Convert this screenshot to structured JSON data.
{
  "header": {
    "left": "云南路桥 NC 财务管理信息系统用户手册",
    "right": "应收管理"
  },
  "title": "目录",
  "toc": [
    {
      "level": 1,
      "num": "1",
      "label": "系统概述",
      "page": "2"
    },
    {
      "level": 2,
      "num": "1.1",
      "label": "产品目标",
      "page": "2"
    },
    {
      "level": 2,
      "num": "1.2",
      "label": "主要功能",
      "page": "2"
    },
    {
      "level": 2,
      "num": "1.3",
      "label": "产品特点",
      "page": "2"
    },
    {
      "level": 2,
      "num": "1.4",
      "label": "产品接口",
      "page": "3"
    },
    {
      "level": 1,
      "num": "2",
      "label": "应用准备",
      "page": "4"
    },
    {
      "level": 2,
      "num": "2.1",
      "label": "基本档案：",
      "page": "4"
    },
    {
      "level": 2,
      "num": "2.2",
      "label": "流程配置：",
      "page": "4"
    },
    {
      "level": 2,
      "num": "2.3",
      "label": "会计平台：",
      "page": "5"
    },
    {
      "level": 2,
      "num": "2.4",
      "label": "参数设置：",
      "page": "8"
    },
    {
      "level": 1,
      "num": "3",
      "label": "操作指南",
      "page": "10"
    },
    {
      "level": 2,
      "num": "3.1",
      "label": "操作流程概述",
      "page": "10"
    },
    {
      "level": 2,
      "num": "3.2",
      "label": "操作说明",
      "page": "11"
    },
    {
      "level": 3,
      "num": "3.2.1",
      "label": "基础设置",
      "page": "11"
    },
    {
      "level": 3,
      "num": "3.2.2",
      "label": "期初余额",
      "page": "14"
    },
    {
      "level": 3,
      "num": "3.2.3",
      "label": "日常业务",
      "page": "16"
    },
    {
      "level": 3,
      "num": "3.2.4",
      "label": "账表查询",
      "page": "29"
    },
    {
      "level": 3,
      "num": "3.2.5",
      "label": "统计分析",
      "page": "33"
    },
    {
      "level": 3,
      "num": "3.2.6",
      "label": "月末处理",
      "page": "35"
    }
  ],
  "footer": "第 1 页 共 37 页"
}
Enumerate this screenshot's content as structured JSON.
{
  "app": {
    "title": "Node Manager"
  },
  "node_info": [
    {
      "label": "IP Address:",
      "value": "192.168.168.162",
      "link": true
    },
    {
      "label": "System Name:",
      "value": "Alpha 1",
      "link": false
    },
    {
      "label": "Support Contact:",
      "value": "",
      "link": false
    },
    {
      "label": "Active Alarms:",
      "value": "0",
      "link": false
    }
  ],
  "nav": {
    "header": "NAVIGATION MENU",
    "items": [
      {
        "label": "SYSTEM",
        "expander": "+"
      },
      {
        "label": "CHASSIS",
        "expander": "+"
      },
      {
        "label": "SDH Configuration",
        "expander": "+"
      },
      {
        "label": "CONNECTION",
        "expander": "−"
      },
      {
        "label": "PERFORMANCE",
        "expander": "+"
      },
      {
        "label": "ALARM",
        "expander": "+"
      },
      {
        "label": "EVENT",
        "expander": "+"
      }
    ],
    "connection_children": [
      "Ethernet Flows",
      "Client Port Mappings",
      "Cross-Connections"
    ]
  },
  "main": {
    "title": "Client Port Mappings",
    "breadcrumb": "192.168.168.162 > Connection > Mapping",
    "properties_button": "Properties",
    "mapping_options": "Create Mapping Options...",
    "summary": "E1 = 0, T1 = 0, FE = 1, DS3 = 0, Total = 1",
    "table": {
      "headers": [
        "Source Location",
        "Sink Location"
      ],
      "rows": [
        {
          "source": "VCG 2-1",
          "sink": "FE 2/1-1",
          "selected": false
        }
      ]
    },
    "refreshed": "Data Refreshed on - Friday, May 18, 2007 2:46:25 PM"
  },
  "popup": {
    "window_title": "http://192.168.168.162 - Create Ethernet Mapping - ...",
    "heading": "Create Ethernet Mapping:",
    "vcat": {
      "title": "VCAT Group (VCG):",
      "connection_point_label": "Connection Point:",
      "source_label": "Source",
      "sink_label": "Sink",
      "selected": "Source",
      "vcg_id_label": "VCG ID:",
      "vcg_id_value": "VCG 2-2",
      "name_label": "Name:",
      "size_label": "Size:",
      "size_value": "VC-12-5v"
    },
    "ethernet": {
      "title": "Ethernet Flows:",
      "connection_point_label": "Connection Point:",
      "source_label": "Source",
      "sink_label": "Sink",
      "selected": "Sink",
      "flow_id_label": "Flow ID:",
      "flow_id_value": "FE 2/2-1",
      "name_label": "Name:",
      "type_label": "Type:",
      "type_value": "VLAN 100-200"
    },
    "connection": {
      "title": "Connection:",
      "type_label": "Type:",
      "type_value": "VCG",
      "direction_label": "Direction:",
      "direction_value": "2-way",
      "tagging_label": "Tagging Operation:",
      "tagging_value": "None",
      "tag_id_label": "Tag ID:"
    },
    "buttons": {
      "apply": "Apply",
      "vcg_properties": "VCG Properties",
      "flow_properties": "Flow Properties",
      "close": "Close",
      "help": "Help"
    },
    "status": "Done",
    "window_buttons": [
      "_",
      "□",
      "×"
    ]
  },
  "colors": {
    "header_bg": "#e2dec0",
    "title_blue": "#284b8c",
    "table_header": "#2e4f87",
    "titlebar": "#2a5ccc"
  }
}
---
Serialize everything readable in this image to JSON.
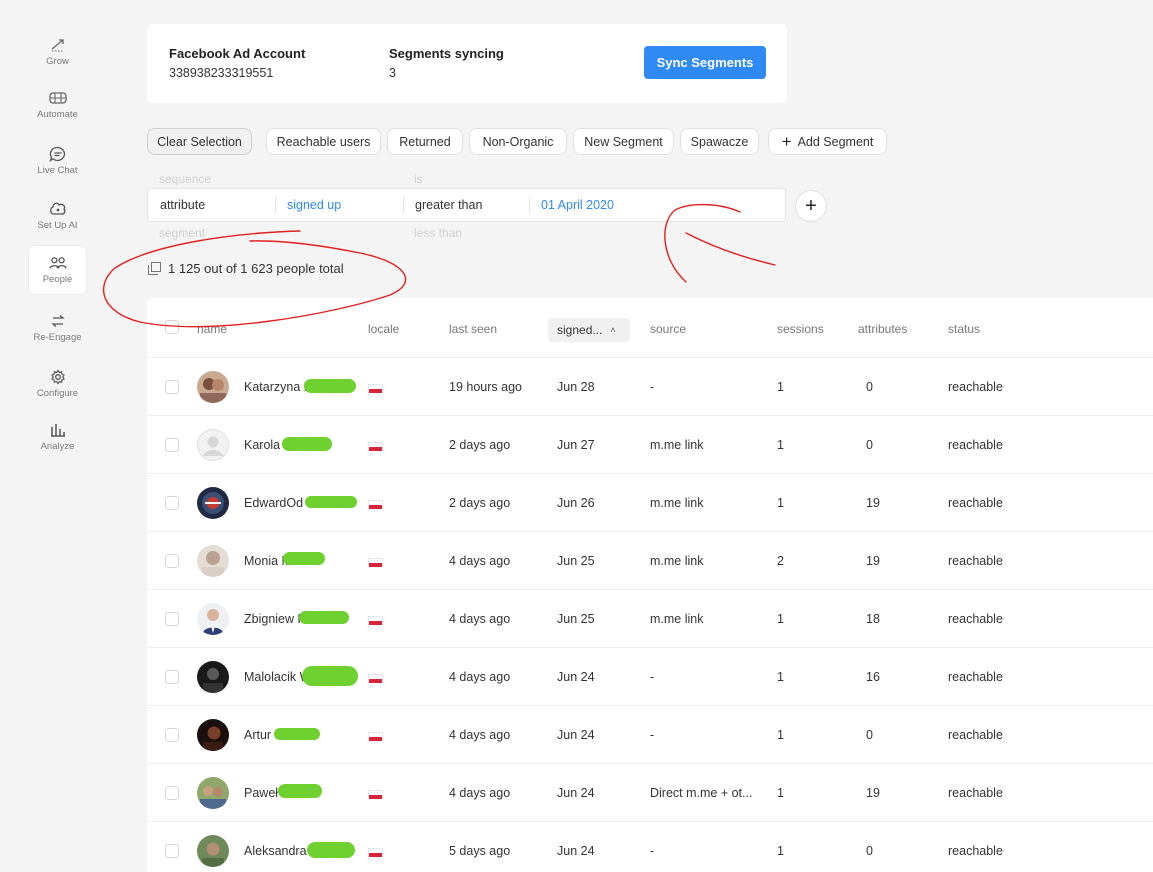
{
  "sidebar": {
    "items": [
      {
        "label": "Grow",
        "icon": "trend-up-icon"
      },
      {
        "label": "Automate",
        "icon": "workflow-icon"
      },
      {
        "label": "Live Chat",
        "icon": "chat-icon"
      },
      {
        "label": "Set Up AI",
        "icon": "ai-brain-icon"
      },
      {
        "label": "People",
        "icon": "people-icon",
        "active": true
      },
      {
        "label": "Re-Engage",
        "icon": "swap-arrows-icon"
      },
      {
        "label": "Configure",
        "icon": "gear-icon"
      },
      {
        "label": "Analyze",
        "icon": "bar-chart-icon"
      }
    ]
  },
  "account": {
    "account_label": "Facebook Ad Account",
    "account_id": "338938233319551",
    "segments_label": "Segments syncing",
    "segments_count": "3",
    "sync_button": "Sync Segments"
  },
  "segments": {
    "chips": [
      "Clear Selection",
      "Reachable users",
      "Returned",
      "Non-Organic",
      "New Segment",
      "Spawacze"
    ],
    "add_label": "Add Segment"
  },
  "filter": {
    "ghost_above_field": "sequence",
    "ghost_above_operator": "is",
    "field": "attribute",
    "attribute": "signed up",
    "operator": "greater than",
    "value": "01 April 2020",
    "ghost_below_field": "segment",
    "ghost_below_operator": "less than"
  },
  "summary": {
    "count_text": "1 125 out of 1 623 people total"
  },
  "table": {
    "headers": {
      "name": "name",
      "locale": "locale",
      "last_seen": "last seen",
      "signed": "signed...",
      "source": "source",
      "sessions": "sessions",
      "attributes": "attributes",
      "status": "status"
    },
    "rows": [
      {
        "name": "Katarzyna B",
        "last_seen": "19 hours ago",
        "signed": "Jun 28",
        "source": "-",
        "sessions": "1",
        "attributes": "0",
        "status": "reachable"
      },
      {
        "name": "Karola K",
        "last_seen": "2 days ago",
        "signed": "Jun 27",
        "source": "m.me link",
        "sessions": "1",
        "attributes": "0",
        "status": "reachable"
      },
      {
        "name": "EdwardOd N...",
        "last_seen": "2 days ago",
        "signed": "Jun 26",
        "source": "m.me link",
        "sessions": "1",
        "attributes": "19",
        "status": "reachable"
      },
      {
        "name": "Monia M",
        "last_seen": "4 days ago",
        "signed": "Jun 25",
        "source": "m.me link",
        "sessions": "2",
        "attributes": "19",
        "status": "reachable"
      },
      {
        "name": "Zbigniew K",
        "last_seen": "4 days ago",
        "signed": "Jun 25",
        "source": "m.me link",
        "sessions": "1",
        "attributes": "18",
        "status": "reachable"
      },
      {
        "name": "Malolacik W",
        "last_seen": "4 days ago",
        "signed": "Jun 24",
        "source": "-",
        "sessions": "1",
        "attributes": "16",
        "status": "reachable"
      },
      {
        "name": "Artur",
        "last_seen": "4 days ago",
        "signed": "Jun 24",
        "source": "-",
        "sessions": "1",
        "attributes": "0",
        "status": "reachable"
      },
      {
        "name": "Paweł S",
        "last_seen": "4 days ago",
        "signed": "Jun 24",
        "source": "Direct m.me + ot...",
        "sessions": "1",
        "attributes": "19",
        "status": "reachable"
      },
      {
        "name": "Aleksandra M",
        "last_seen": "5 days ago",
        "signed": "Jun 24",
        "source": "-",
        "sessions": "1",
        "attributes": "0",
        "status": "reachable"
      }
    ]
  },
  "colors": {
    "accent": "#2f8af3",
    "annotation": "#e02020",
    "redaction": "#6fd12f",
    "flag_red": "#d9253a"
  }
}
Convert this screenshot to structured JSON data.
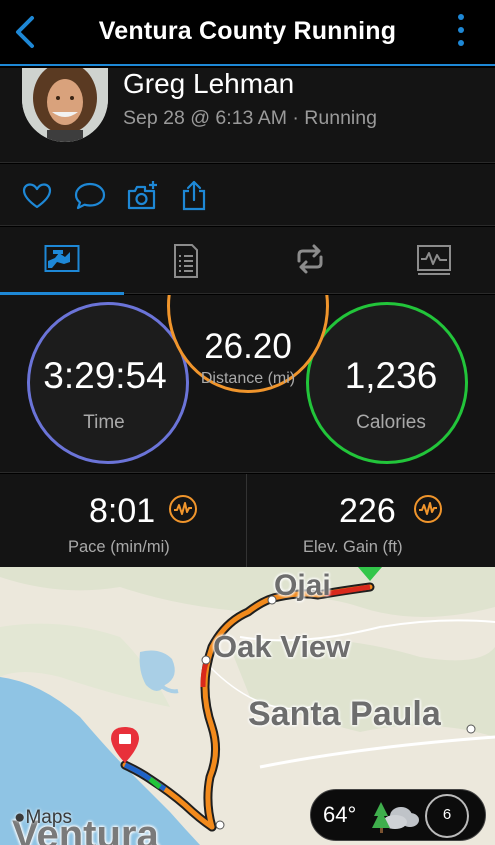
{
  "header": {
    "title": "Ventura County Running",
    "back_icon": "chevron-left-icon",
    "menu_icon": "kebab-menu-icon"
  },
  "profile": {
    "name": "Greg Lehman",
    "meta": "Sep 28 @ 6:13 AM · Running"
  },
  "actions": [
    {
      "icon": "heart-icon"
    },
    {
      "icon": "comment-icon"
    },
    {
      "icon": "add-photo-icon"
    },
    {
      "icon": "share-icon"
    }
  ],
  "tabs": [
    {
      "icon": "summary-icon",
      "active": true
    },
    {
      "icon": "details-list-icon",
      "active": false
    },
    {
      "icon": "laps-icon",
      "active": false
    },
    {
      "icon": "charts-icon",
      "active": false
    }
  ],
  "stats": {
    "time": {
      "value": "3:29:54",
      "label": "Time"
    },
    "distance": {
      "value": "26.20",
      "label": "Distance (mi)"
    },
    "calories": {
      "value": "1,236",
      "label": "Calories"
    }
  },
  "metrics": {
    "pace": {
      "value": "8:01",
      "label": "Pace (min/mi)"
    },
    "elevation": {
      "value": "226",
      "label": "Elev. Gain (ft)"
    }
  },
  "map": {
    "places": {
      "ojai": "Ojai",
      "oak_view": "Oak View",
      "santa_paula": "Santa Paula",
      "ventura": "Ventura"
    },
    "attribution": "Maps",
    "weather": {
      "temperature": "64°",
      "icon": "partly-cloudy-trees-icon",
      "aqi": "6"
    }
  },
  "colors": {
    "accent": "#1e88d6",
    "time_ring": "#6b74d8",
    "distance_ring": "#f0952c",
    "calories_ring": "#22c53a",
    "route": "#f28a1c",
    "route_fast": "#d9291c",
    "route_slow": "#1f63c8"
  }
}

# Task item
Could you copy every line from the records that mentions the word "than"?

# Answer space
    "operator": "greater than",
    "ghost_below_operator": "less than"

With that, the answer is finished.